Assignment: When the string "Affiliates" appears in a line of the records, show the whole line.

···

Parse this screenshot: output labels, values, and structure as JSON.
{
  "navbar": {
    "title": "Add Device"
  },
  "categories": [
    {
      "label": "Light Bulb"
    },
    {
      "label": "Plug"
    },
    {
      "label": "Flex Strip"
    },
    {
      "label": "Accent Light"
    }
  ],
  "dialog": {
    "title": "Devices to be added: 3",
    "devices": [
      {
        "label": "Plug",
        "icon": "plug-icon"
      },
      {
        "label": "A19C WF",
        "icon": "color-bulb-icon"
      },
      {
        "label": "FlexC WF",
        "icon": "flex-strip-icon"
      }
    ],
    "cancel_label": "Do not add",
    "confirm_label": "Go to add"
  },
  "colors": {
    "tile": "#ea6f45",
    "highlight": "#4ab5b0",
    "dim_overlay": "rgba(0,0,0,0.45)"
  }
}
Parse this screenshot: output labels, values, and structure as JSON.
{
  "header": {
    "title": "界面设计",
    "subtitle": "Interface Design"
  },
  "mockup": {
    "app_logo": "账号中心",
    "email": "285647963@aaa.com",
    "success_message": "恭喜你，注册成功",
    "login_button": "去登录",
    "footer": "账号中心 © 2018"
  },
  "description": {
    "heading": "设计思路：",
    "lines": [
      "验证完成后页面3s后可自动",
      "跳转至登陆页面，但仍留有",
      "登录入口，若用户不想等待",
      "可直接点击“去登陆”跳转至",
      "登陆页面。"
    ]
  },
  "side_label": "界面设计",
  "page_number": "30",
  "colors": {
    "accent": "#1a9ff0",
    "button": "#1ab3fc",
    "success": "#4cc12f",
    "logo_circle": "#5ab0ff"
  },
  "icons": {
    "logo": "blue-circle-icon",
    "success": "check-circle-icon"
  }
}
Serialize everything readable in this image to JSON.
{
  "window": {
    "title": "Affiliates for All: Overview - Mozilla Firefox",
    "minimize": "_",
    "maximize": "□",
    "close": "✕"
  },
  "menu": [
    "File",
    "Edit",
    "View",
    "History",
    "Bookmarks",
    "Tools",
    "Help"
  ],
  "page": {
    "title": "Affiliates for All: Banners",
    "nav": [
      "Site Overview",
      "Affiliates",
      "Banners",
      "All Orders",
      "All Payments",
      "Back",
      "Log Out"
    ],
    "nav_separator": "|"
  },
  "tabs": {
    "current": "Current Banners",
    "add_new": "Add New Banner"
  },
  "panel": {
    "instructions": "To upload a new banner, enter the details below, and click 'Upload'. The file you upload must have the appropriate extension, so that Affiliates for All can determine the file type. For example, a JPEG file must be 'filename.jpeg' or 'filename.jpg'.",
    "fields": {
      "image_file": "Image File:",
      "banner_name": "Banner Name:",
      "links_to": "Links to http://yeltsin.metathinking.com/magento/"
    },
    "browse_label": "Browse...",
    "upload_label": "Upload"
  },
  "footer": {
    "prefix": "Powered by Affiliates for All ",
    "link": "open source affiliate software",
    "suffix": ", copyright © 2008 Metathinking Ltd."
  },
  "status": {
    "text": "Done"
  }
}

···

Reply:
    "title": "Affiliates for All: Overview - Mozilla Firefox",
    "title": "Affiliates for All: Banners",
      "Affiliates",
    "instructions": "To upload a new banner, enter the details below, and click 'Upload'. The file you upload must have the appropriate extension, so that Affiliates for All can determine the file type. For example, a JPEG file must be 'filename.jpeg' or 'filename.jpg'.",
    "prefix": "Powered by Affiliates for All ",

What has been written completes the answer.